Hat Banding: Same as picture framing but only refers to the ceiling cut line.
Dry Time: There are two types. Dry to the touch and dry to re-coat.
There are a lot of painting terms. It is easy to take for granted that everyone know what you are taking about. These are the most common.
I am often asked for ways to save money when painting. There are several things you can do that will make it easier for a Paint Contractor to do his job. The easier and more efficient a job is the less expensive it will be to do.
The first way to save money when painting is don’t buy the paint yourself. Many homeowners believe they will save money by doing this. Most of the time it is not the case. We buy a higher quality paint and pay less for it then the public. Most Paint Contractors get special pricing. The better the relationship the painter has with their supplier the better the price. We don’t mark up the price of paint. Some contractors do but many don’t.
On interior work, the less there is to work around the easier the job will go. It is easier to paint an empty room then one full of stuff. You may not be able to completely empty a room but the less there is in there the better. It may cost more to paint a room full of furnishings. Most Paint Contractors will charge more because they will have to work around everything or spend time moving things.
In most cases doing things like removing switch plates or filling holes in the wall won’t translate into cost savings. Most Paint Contractors prefer to fix drywall issues/holes themselves.

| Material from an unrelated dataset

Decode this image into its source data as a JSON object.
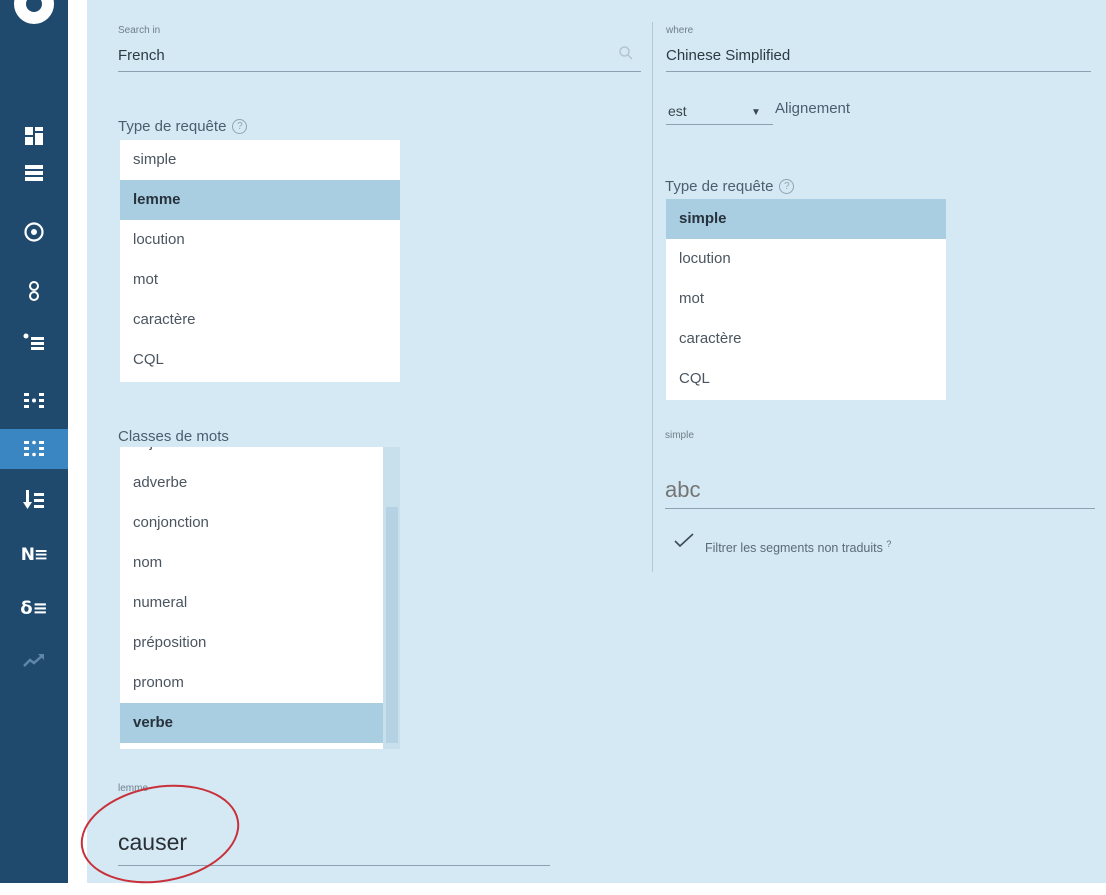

On exterior work, again the less there is to work around the better. If there are trees or branches in the way it will slow things down. Large wood piles against the home. Sheds built too close, these are things a Paint Contractor will take into consideration when preparing an estimate. It will greatly speed things up if decks are clear of things like grills, toys, etc. Front porches loaded down with furniture will slow the process down too.
It never hurts to ask your Paint Contractor if there is anything you can do to make things easier for them. The easier the job is the cheaper it will likely be for you.
Paint industry insights for the Omaha market. There are several trends in the local market that are holding strong.
The trend has been to paint previously stained cabinets. This has been the case for several years and appears to continue this year. We do cabinet jobs every month and many customers are going from the classic stained oak to an off white. Another trend this past year has been to go with a different color on the cabinets on an island in the kitchen. Most common is a sharp contrast color which is dark. Dark browns, dark blues, etc.
We have done many glaze cabinet jobs. This is where we put a glaze over the painted cabinet and seal it with a clear coat. The numbers for this type of cabinet job continues to grow. Re-staining to a different color is loosing popularity.
Like cabinets, the trend has been for painting the trim in a home to an off white. Getting away from the golden oak color that was so popular years ago. This holds steady too. Many customers are also doing a two tone color scheme on the stairways. The newel posts and spindles one color and the handrail another.
The trend for putting epoxy on garage floors has fallen significantly. First the trend was to put an epoxy on the garage floor and broadcast decorative flake into it. Then the flake lost popularity. Now tit appears that the epoxy is trending out as well.
Increasing in popularity. Many of the interior repaint jobs we do incorporate an accent wall. Usually a bright vibrant color.
Earth tones still dominate the Omaha market. Taupe is very popular.
Almost completely gone. We have very few wallpaper jobs that are not commercial jobs.
Again earth tones are still the most popular. Minimal trim color in the front of the home is the most common. Usually around windows or trim boards.
Water based (latex) paint dominates the market. The past two years has seen an upsurge in the hybrid water based or water borne coatings. “Oil” paints, “urethane” paints that are soap and water cleanup. These are alkyd or urethane emulsions. They have been around for years but are becoming more readily available and popular for trim and cabinets.
These are the paint industry insights for the early spring of 2020.